In this mid-century fantasy tale from the UK, a weird creature appears on the village green after a wild summer storm. It's a round, soft, fuzzy ball without eyes, nose, mouth, or feet—but it moves on its own, and the children who find it know it's alive. They work together to protect and care for the strangely charming, grapefruit-sized "moonball."
42. CHARLOTTE'S WEB BY E.B. WHITE
Before there was Babe, the pig who wanted to be a sheepdog, there was Wilbur—a sweet little pig who avoids slaughter with the help of a colorful group of barnyard buddies, including a clever spider named Charlotte who spins webs that praise the oinker as “terrific” and “some pig.” This nifty little trick turns Wilbur into a bit of a celebrity, which saves his bacon—literally. But not all of Wilbur’s friends are so lucky. E. B. White’s beloved children’s novel remains a classic, and with its themes of love, friendship, and loyalty, is as relevant to kids today as it was in 1952, when it was originally published.
43. CHARLIE AND THE CHOCOLATE FACTORY BY ROALD DAHL
Charlie Bucket doesn’t have what you’d call an enviable life: The sweet-natured tween lives in a tiny house with his parents and both sets of grandparents, the latter of whom share the home’s only bed. But Charlie’s luck begins to change when he becomes one of five kids to find a golden ticket, which wins him a personal tour of elusive candy-maker Willy Wonka’s factory, plus a lifetime supply of chocolate. But Wonka's got bigger plans for Charlie. Lots of silliness, made-up words, and Oompa-Loompas ensue. If you’ve only ever seen the big-screen version of Roald Dahl’s inimitable novel, you’re missing a big chunk of the story, as there are major differences between the book and both Mel Stuart’s 1971 cult classic and Tim Burton’s 2005 reimagining.

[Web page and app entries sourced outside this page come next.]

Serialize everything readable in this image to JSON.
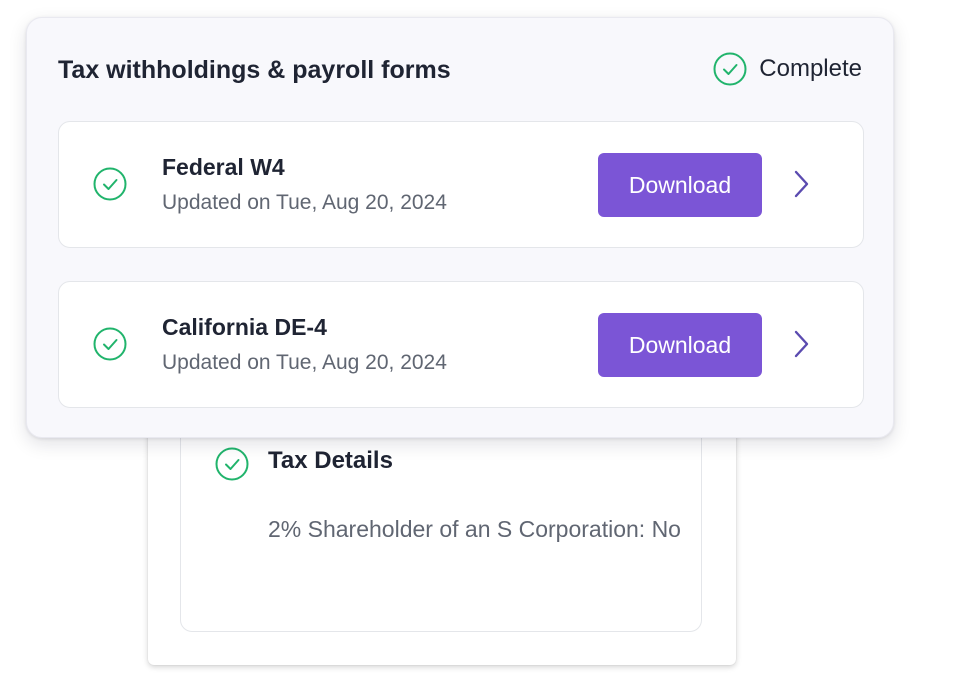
{
  "panel": {
    "title": "Tax withholdings & payroll forms",
    "status_label": "Complete",
    "status_icon": "check-circle-icon"
  },
  "forms": [
    {
      "name": "Federal W4",
      "updated": "Updated on Tue, Aug 20, 2024",
      "button_label": "Download"
    },
    {
      "name": "California DE-4",
      "updated": "Updated on Tue, Aug 20, 2024",
      "button_label": "Download"
    }
  ],
  "tax_details": {
    "title": "Tax Details",
    "text": "2% Shareholder of an S Corporation: No"
  },
  "colors": {
    "accent": "#7b55d6",
    "success": "#21b46c",
    "chevron": "#5b4bb0"
  }
}
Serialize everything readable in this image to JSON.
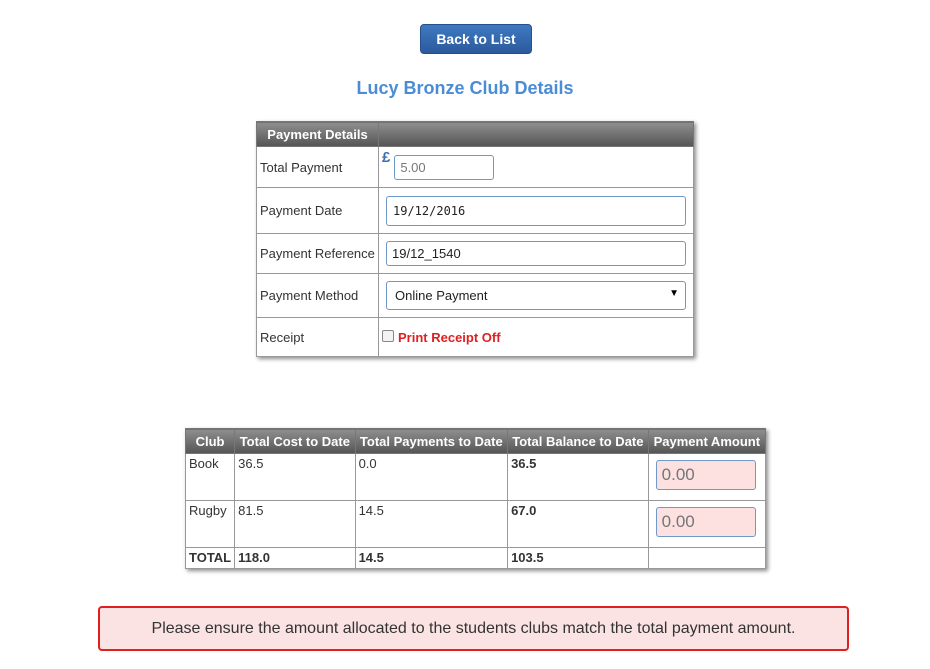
{
  "back_button_label": "Back to List",
  "page_title": "Lucy Bronze Club Details",
  "payment_details": {
    "header": "Payment Details",
    "total_payment_label": "Total Payment",
    "currency_symbol": "£",
    "total_payment_value": "5.00",
    "payment_date_label": "Payment Date",
    "payment_date_value": "19/12/2016",
    "payment_reference_label": "Payment Reference",
    "payment_reference_value": "19/12_1540",
    "payment_method_label": "Payment Method",
    "payment_method_value": "Online Payment",
    "receipt_label": "Receipt",
    "receipt_checkbox_label": "Print Receipt Off"
  },
  "clubs": {
    "headers": [
      "Club",
      "Total Cost to Date",
      "Total Payments to Date",
      "Total Balance to Date",
      "Payment Amount"
    ],
    "rows": [
      {
        "club": "Book",
        "cost": "36.5",
        "payments": "0.0",
        "balance": "36.5",
        "amount_placeholder": "0.00"
      },
      {
        "club": "Rugby",
        "cost": "81.5",
        "payments": "14.5",
        "balance": "67.0",
        "amount_placeholder": "0.00"
      }
    ],
    "total": {
      "label": "TOTAL",
      "cost": "118.0",
      "payments": "14.5",
      "balance": "103.5"
    }
  },
  "error_message": "Please ensure the amount allocated to the students clubs match the total payment amount.",
  "colors": {
    "accent": "#4a8cd6",
    "error": "#e02020",
    "button": "#2a5a9c"
  }
}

44. BRIDGE TO TERABITHIA BY KATHERINE PATERSON
Author Katherine Paterson won the Newbery Medal for this 1977 novel, in which two misunderstood kids—Jess Aarons, the only boy in a five-kid family, and Leslie Burke, a brilliant tomboy who is a newcomer to Jess’s hometown—form an unlikely friendship and turn the woods near their house into their own personal paradise. Dubbing the place “Terabithia,” Jess and Leslie spend their time there escaping the harsh realities of their tumultuous family lives. But when tragedy strikes, Jess discovers that the magic of Terabithia wasn’t just in their imaginations.
45. WHERE THE WILD THINGS ARE BY MAURICE SENDAK

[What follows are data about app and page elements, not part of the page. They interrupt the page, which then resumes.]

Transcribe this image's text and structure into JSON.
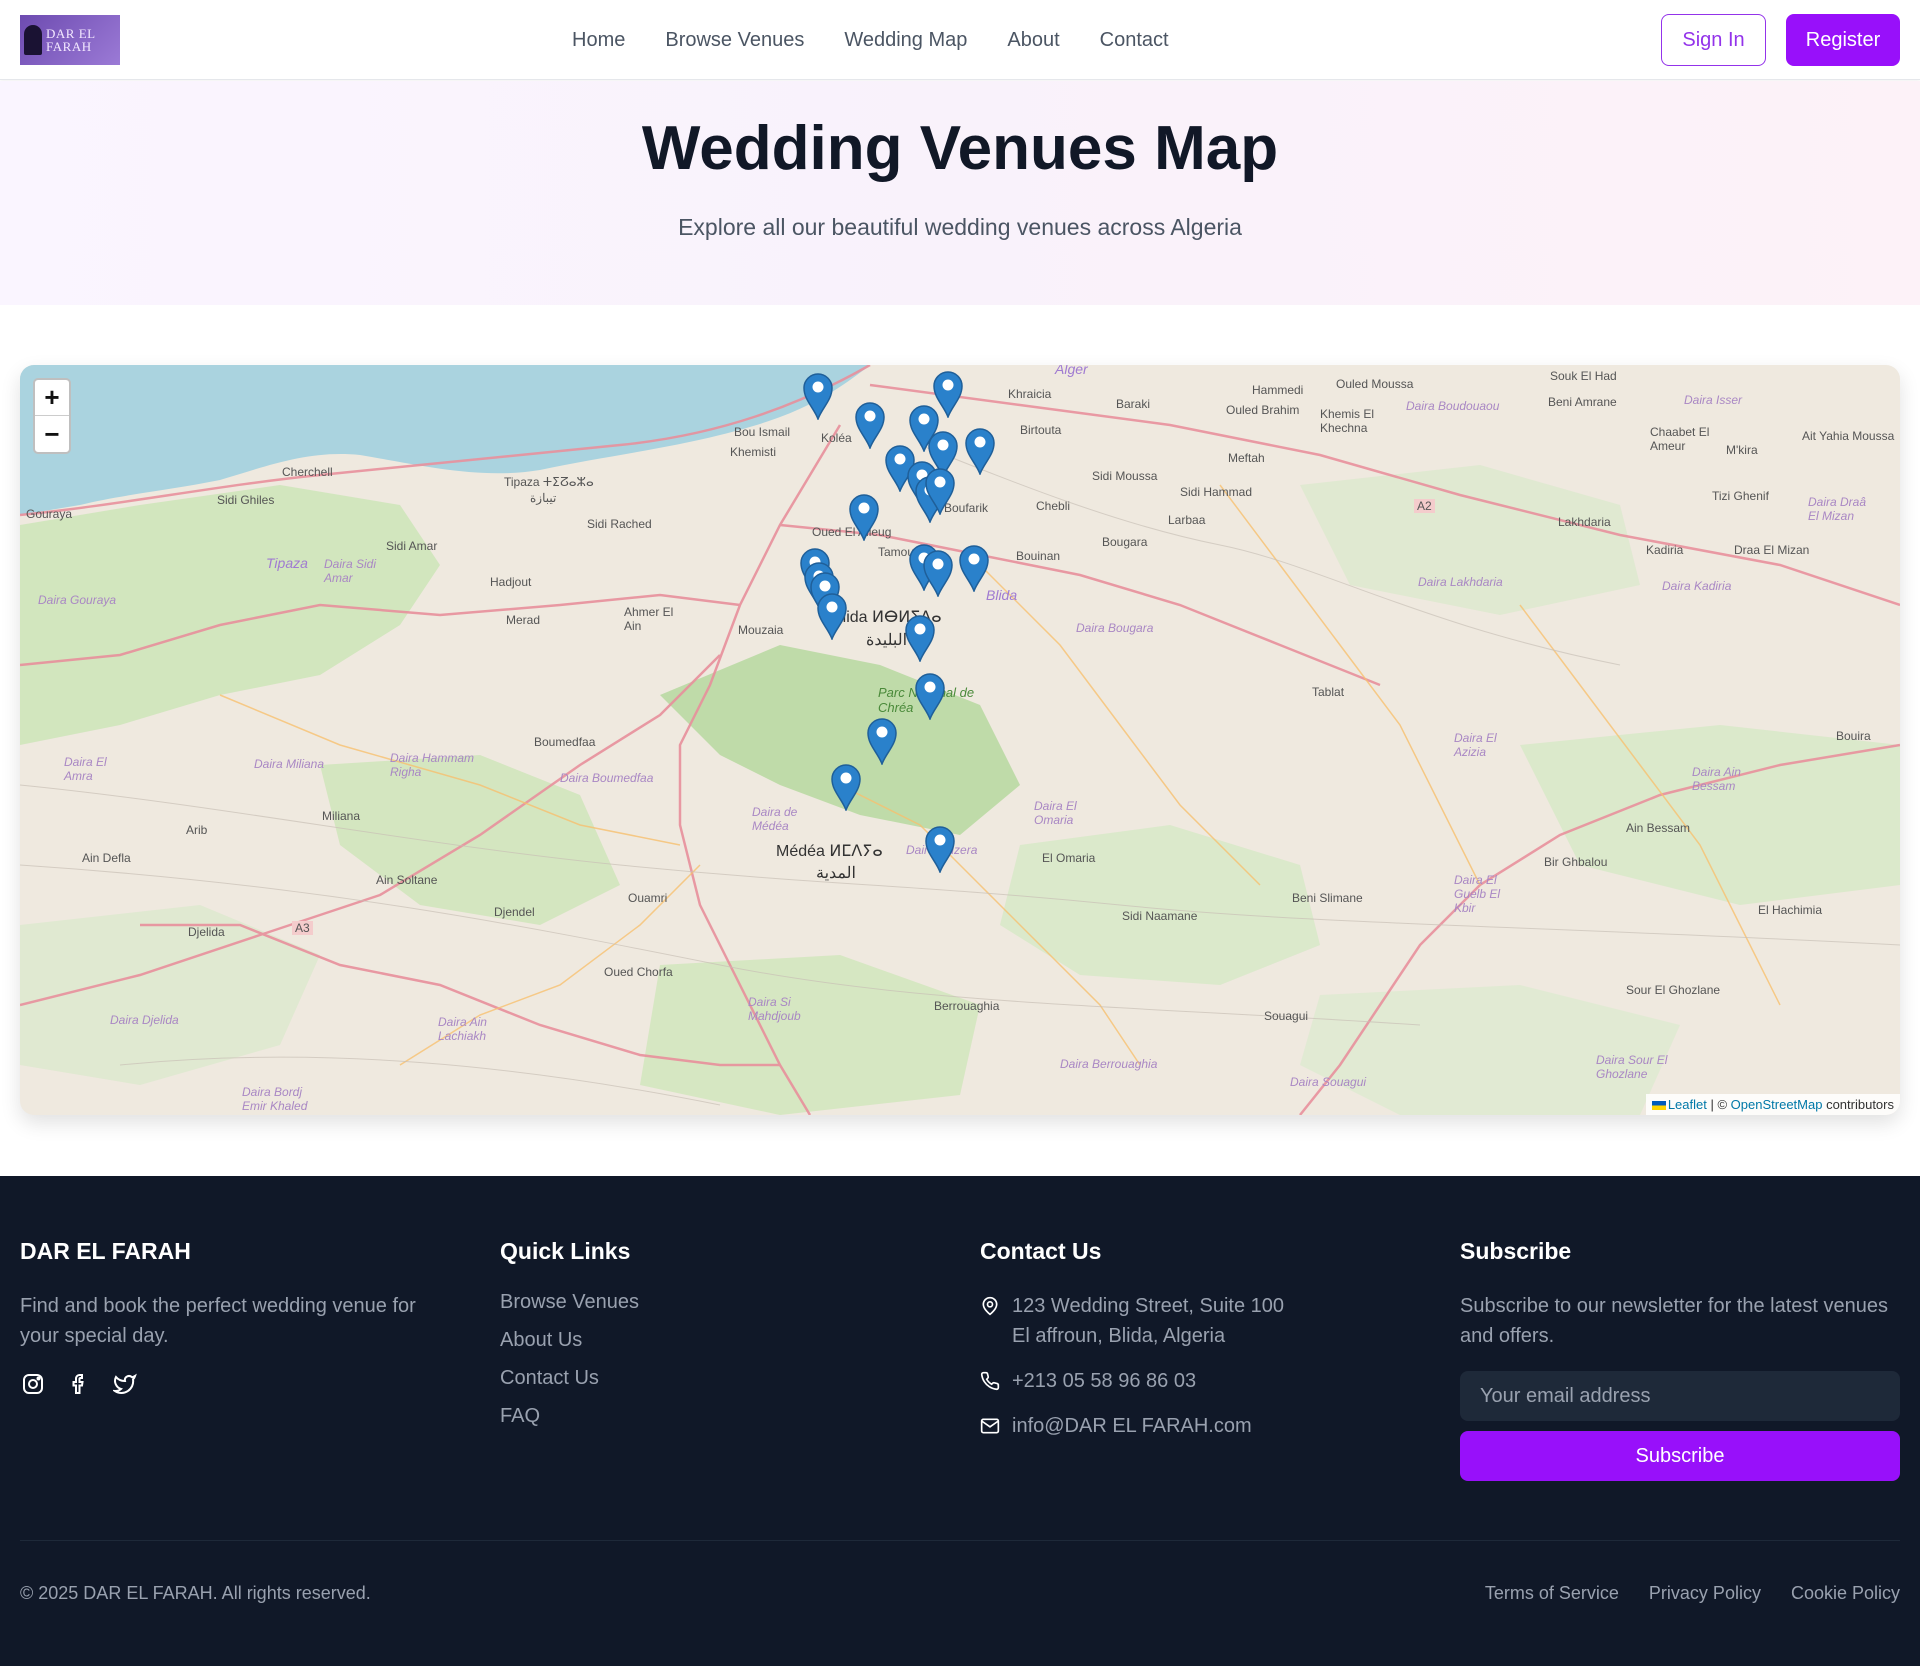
{
  "brand": {
    "logo_line1": "DAR EL",
    "logo_line2": "FARAH",
    "name": "DAR EL FARAH"
  },
  "nav": {
    "items": [
      "Home",
      "Browse Venues",
      "Wedding Map",
      "About",
      "Contact"
    ],
    "sign_in": "Sign In",
    "register": "Register"
  },
  "hero": {
    "title": "Wedding Venues Map",
    "subtitle": "Explore all our beautiful wedding venues across Algeria"
  },
  "map": {
    "zoom_in": "+",
    "zoom_out": "−",
    "attribution": {
      "leaflet": "Leaflet",
      "sep": " | © ",
      "osm": "OpenStreetMap",
      "suffix": " contributors"
    },
    "labels": {
      "alger": "Alger",
      "kolea": "Koléa",
      "bou_ismail": "Bou Ismail",
      "khemisti": "Khemisti",
      "cherchell": "Cherchell",
      "sidi_ghiles": "Sidi Ghiles",
      "gouraya": "Gouraya",
      "tipaza": "Tipaza ⵜⵉⵒⴰⵣⴰ",
      "tipaza_ar": "تيبازة",
      "sidi_rached": "Sidi Rached",
      "sidi_amar": "Sidi Amar",
      "hadjout": "Hadjout",
      "merad": "Merad",
      "ahmer_el_ain": "Ahmer El Ain",
      "mouzaia": "Mouzaia",
      "blida": "Blida ⵍⴱⵍⵉⴷⴰ",
      "blida_ar": "البليدة",
      "oued_el_alleug": "Oued El Alleug",
      "tamou": "Tamou",
      "boufarik": "Boufarik",
      "khraicia": "Khraicia",
      "birtouta": "Birtouta",
      "baraki": "Baraki",
      "chebli": "Chebli",
      "bouinan": "Bouinan",
      "bougara": "Bougara",
      "sidi_moussa": "Sidi Moussa",
      "larbaa": "Larbaa",
      "meftah": "Meftah",
      "sidi_hammad": "Sidi Hammad",
      "hammedi": "Hammedi",
      "ouled_moussa": "Ouled Moussa",
      "ouled_brahim": "Ouled Brahim",
      "khemis_el_khechna": "Khemis El Khechna",
      "souk_el_had": "Souk El Had",
      "beni_amrane": "Beni Amrane",
      "chaabet_el_ameur": "Chaabet El Ameur",
      "mkira": "M'kira",
      "ait_yahia_moussa": "Ait Yahia Moussa",
      "tizi_ghenif": "Tizi Ghenif",
      "lakhdaria": "Lakhdaria",
      "kadiria": "Kadiria",
      "draa_el_mizan": "Draa El Mizan",
      "tablat": "Tablat",
      "bouira": "Bouira",
      "ain_bessam": "Ain Bessam",
      "bir_ghbalou": "Bir Ghbalou",
      "el_hachimia": "El Hachimia",
      "sour_el_ghozlane": "Sour El Ghozlane",
      "beni_slimane": "Beni Slimane",
      "sidi_naamane": "Sidi Naamane",
      "el_omaria": "El Omaria",
      "souagui": "Souagui",
      "berrouaghia": "Berrouaghia",
      "medea": "Médéa ⵍⵎⴷⵢⴰ",
      "medea_ar": "المدية",
      "ouamri": "Ouamri",
      "ouled_chorfa": "Oued Chorfa",
      "djendel": "Djendel",
      "ain_soltane": "Ain Soltane",
      "boumedfaa": "Boumedfaa",
      "miliana": "Miliana",
      "arib": "Arib",
      "ain_defla": "Ain Defla",
      "djelida": "Djelida",
      "a3": "A3",
      "a2": "A2",
      "chrea": "Parc National de Chréa",
      "blida_wilaya": "Blida",
      "d_tipaza": "Tipaza",
      "d_sidi_amar": "Daira Sidi Amar",
      "d_gouraya": "Daira Gouraya",
      "d_el_affroun": "Daira El Amra",
      "d_miliana": "Daira Miliana",
      "d_hammam_righa": "Daira Hammam Righa",
      "d_boumedfaa": "Daira Boumedfaa",
      "d_medea": "Daira de Médéa",
      "d_ouzera": "Daira Ouzera",
      "d_el_omaria": "Daira El Omaria",
      "d_bougara": "Daira Bougara",
      "d_lakhdaria": "Daira Lakhdaria",
      "d_kadiria": "Daira Kadiria",
      "d_el_azizia": "Daira El Azizia",
      "d_ain_bessam": "Daira Ain Bessam",
      "d_el_guelb": "Daira El Guelb El Kbir",
      "d_si_mahdjoub": "Daira Si Mahdjoub",
      "d_berrouaghia": "Daira Berrouaghia",
      "d_souagui": "Daira Souagui",
      "d_sour": "Daira Sour El Ghozlane",
      "d_djelida": "Daira Djelida",
      "d_ain_lechiakh": "Daira Ain Lachiakh",
      "d_bordj": "Daira Bordj Emir Khaled",
      "d_boudouaou": "Daira Boudouaou",
      "d_isser": "Daira Isser",
      "d_draa_el_mizan": "Daira Draâ El Mizan"
    }
  },
  "footer": {
    "brand_title": "DAR EL FARAH",
    "brand_text": "Find and book the perfect wedding venue for your special day.",
    "quick_links_title": "Quick Links",
    "quick_links": [
      "Browse Venues",
      "About Us",
      "Contact Us",
      "FAQ"
    ],
    "contact_title": "Contact Us",
    "address_line1": "123 Wedding Street, Suite 100",
    "address_line2": "El affroun, Blida, Algeria",
    "phone": "+213 05 58 96 86 03",
    "email": "info@DAR EL FARAH.com",
    "subscribe_title": "Subscribe",
    "subscribe_text": "Subscribe to our newsletter for the latest venues and offers.",
    "email_placeholder": "Your email address",
    "subscribe_button": "Subscribe",
    "copyright": "© 2025 DAR EL FARAH. All rights reserved.",
    "legal": [
      "Terms of Service",
      "Privacy Policy",
      "Cookie Policy"
    ]
  },
  "colors": {
    "accent": "#9810fa",
    "footer_bg": "#101828",
    "marker": "#2a81cb"
  },
  "icons": [
    "logo-icon",
    "zoom-in-icon",
    "zoom-out-icon",
    "map-marker-icon",
    "instagram-icon",
    "facebook-icon",
    "twitter-icon",
    "location-pin-icon",
    "phone-icon",
    "mail-icon"
  ]
}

Sendak's love letter to independence was based on his own childhood experiences. (Minus the monsters.) As entry #20 can attest, we think Sendak is an author worth revisiting again and again.
46. THE MONSTERS AT THE END OF THIS BOOK BY JON STONE AND MICHAEL SMOLLIN
Licensed picture books are not normally confused for literature, but this simple story of Sesame Street's Grover growing increasingly frightened over the suspected monster lurking in the book is a fun (and harmless) introduction to the feeling of apprehension.
47. TALES OF A FOURTH GRADE NOTHING BY JUDY BLUME
Blume's "Fudge" series kicks off with this insightful entry about 9-year-old Peter and his insufferable brother. It's a good introduction to sibling rivalry—which frankly, some of us never outgrow.
48. ENCYCLOPEDIA BROWN BY DONALD J. SOBOL
Sherlock Holmes with training wheels: Kid detective Encyclopedia solves neighborhood mysteries with the help of pugilistic female accomplice Sally Kimball, who handles the town bully while Brown pieces clues together.
49. THE BEE ON THE COMB BY KIT WILLIAMS
Kit Williams is best known for his 1982 book Masquerade, which set half of England on a real-life treasure hunt. The Bee on the Comb (also known as Book Without a Name) followed in the puzzle book tradition—published without a visible title, it challenges readers to pick up literary and visual cues to find the name of the work. Each page is a literal work of mixed-media art, resplendent with images of the English countryside.
50. ONE UNICORN BY GALE COOPER
A coming-of-age fable loosely based on Medieval unicorn tapestries, the real joy here is the early-'80s illustrations, which are sure to foster a love of animals (well, unicorns) as well as a Stevie Nicks-esque fashion sense.